Let’s set the scene: you’re lying in bed at night attempting to relax after a long, stressful day. Your eyelids are starting to get heavy and you know that your about to fall asleep. Then as you lie there in the quiet of the night, you begin to notice the sound of buzzing in your ears. Your TV, radio, and phone are all off so you know it’s nothing in your room. Unfortunately, this noise is inside your ears and it won’t go away.
If this situation has happened to you, then it’s likely that you’re one of the 50 million people who are afflicted by tinnitus. Ringing, Buzzing, and a variety of other noises will be heard in your ears when you have this condition. For the majority of people, tinnitus will not have a significant impact on their lives beyond being a simple irritation. For other individuals, however, tinnitus can be unbearable and cause them to lose sleep and have a hard time performing work and recreational activities.
What’s The Underlying Cause of Tinnitus?
Tinnitus is still a bit of a mystery, but this problem has been narrowed down to a few causes. It’s most prevalent in people who have damaged hearing, as well as people who suffer from heart problems. Restricted blood flow around the ears is generally believed to be the main cause of tinnitus. This causes the heart to have to work harder to pump blood to where it’s needed. People who have iron-deficiency anemia commonly experience tinnitus symptoms since their blood cells don’t carry enough oxygen throughout their body, which, again, works the heart harder to deliver nutrients to the correct place, often leading to tinnitus.
Tinnitus also occurs as a result of other conditions, such as ear infections, canal blockages, and Meniere’s disease. Situations where tinnitus becomes more pronounced occur with all of these condition because they all impact the hearing. Sometimes treatment can be difficult when the cause of tinnitus isn’t easily discernible, but that doesn’t mean treatment is impossible.
What Treatments Are Out There For Tinnitus?
Depending on the underlying cause of your tinnitus, there might be several possible treatment options. One important thing to take note of, however, is that there is presently no known cure for tinnitus. But these treatments can still present a good chance for your tinnitus to improve or go away completely.
Studies have revealed that hearing aids help cover up tinnitus in people who have hearing loss.

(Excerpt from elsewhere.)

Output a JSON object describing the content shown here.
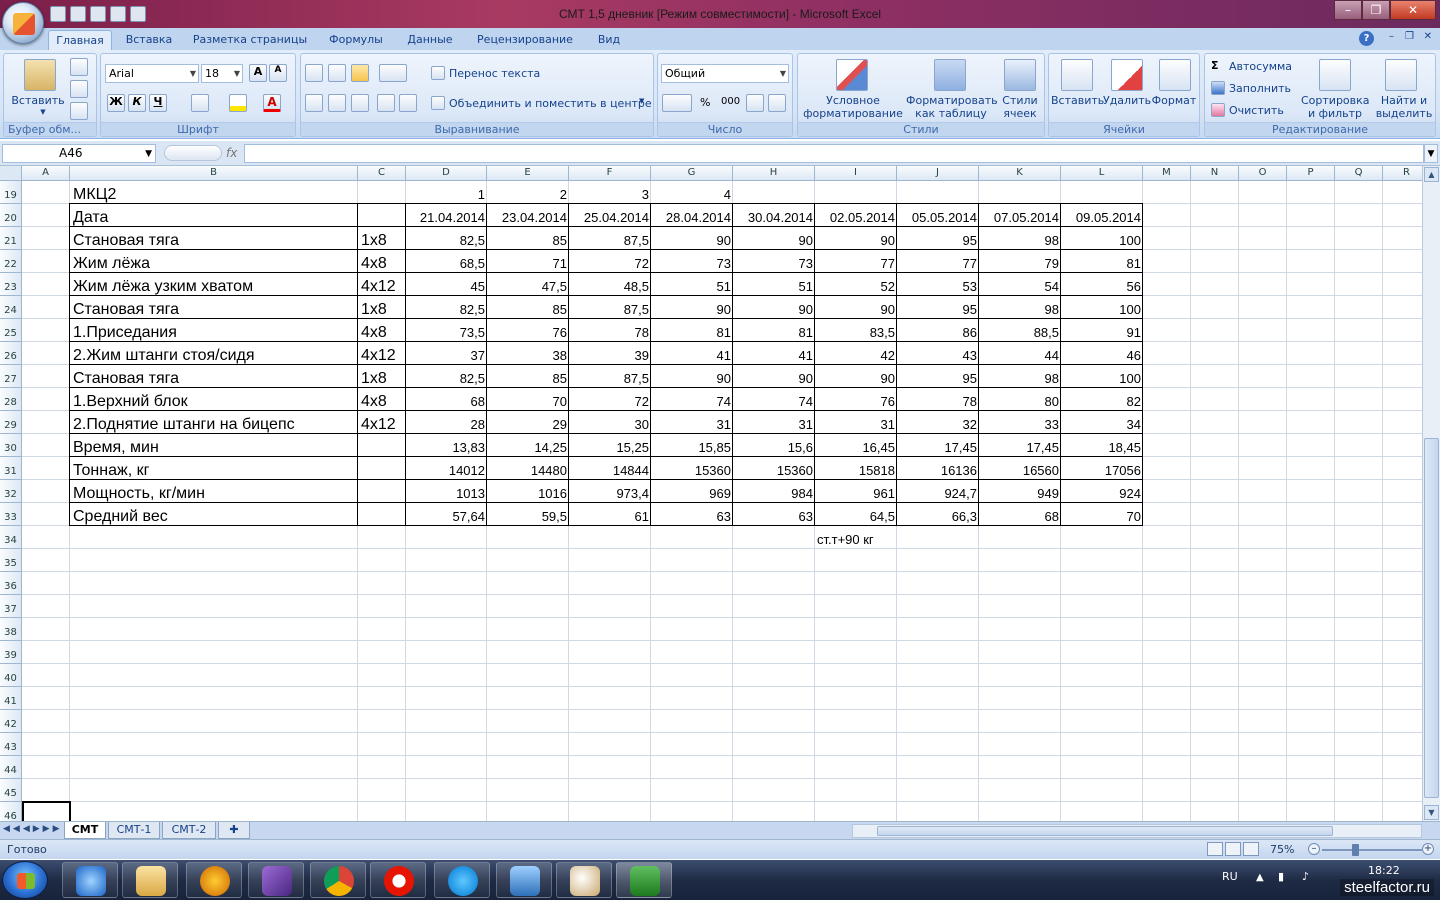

If masking the noise doesn’t help, cognitive-behavioral therapy (CBT) has been proven to help people deal with the ringing in their ears that does not go away with other treatments. This kind of mental health therapy helps patients change their negative ideas about tinnitus into more positive, practical thoughts that help them function normally on a regular basis.